|Rosa 'Westerland' 21 May 2023|
My artistic isolation deepens as I live in an empty house because of a recent top to bottom flood. On Wednesday the restoration experts will be tearing down walls and making holes in ceilings. They will be removing floors.
The folks that took my furniture, etc, for storage rarely asked me about what to leave. Luckily I was wearing shoes as they took all my shoes that were at the entrance. My mugs were gone so I had to buy a large glass beer mug at a dollar store to make my tea.
I have idle time as I am an obsolete, redundant, retired & inconsequential magazine photographer awaiting my inevitable and statistically soon oblivion.
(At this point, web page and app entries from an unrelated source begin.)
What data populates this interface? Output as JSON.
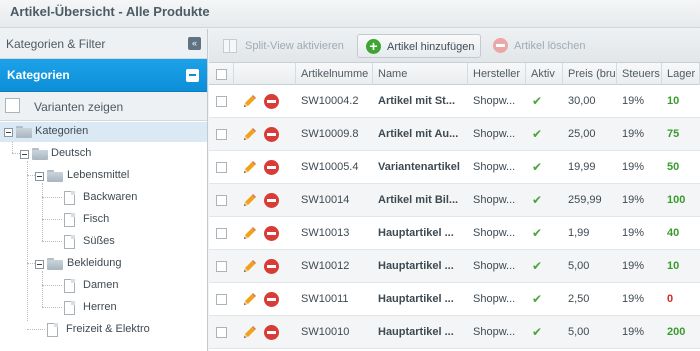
{
  "window": {
    "title": "Artikel-Übersicht - Alle Produkte"
  },
  "sidebar": {
    "filter_title": "Kategorien & Filter",
    "categories_title": "Kategorien",
    "variants_label": "Varianten zeigen",
    "tree": [
      {
        "label": "Kategorien",
        "type": "folder",
        "expanded": true,
        "selected": true
      },
      {
        "label": "Deutsch",
        "type": "folder",
        "expanded": true
      },
      {
        "label": "Lebensmittel",
        "type": "folder",
        "expanded": true
      },
      {
        "label": "Backwaren",
        "type": "leaf"
      },
      {
        "label": "Fisch",
        "type": "leaf"
      },
      {
        "label": "Süßes",
        "type": "leaf"
      },
      {
        "label": "Bekleidung",
        "type": "folder",
        "expanded": true
      },
      {
        "label": "Damen",
        "type": "leaf"
      },
      {
        "label": "Herren",
        "type": "leaf"
      },
      {
        "label": "Freizeit & Elektro",
        "type": "leaf"
      }
    ]
  },
  "toolbar": {
    "split_view_label": "Split-View aktivieren",
    "add_label": "Artikel hinzufügen",
    "delete_label": "Artikel löschen"
  },
  "grid": {
    "columns": [
      "Artikelnumme",
      "Name",
      "Hersteller",
      "Aktiv",
      "Preis (bru",
      "Steuers",
      "Lager"
    ],
    "rows": [
      {
        "number": "SW10004.2",
        "name": "Artikel mit St...",
        "manufacturer": "Shopw...",
        "active": "✔",
        "price": "30,00",
        "tax": "19%",
        "stock": "10"
      },
      {
        "number": "SW10009.8",
        "name": "Artikel mit Au...",
        "manufacturer": "Shopw...",
        "active": "✔",
        "price": "25,00",
        "tax": "19%",
        "stock": "75"
      },
      {
        "number": "SW10005.4",
        "name": "Variantenartikel",
        "manufacturer": "Shopw...",
        "active": "✔",
        "price": "19,99",
        "tax": "19%",
        "stock": "50"
      },
      {
        "number": "SW10014",
        "name": "Artikel mit Bil...",
        "manufacturer": "Shopw...",
        "active": "✔",
        "price": "259,99",
        "tax": "19%",
        "stock": "100"
      },
      {
        "number": "SW10013",
        "name": "Hauptartikel ...",
        "manufacturer": "Shopw...",
        "active": "✔",
        "price": "1,99",
        "tax": "19%",
        "stock": "40"
      },
      {
        "number": "SW10012",
        "name": "Hauptartikel ...",
        "manufacturer": "Shopw...",
        "active": "✔",
        "price": "5,00",
        "tax": "19%",
        "stock": "10"
      },
      {
        "number": "SW10011",
        "name": "Hauptartikel ...",
        "manufacturer": "Shopw...",
        "active": "✔",
        "price": "2,50",
        "tax": "19%",
        "stock": "0"
      },
      {
        "number": "SW10010",
        "name": "Hauptartikel ...",
        "manufacturer": "Shopw...",
        "active": "✔",
        "price": "5,00",
        "tax": "19%",
        "stock": "200"
      }
    ]
  },
  "colors": {
    "accent": "#1a9ee6",
    "add_green": "#3fa434",
    "delete_red": "#d93b36",
    "stock_positive": "#3a9b2d",
    "stock_zero": "#d22a23"
  },
  "icons": {
    "edit": "pencil-icon",
    "delete": "delete-icon",
    "active": "checkmark-icon",
    "folder": "folder-icon",
    "leaf": "document-icon"
  }
}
Meanwhile as my grandmother often told me, “When the devil is bored he swats flies with his tail.” In May I am in the absolute beginning (the best time) period of my scanning roses and other plants in my garden. I began this in the summer of 2001 and I have amassed over 3000 scans. What will happen to them when I am gone is of no consequence. What is important is that the scanning, which includes the arranging of the rose leaves (and picking nice leaves) is lots of fun. It is a distraction from my grief over Rosemary’s death on 9 December 2020. But the distraction is not always the right one. When I scan some of her favourite roses I think about her and I wish she were here to smell them and admire their colour and shape.
This is much the case with this orange rose, Rosa ‘Westerland’. For years Rosemary banned reds, yellows and oranges from our Kerrisdale garden. Westerland won her over particularly when I told her that its scent resembled my idea of synthetic apricot jam. Best of all my scan of Westerland made the cover of Canadian Gardening and I believe it may have been the first time a scanned flower made it there.
In my large collection of rose scans this rose appears many times every year. Every time I see a bloom I am tempted. This scan represents the first bloom of Westerland.
I have scanned it twice. In the second scan I put some translucent plastic sheet over it to get the result that I especially like.
And, I am not going to persist in worrying about my isolation from this pleasant task of scanning roses without my Rosemary.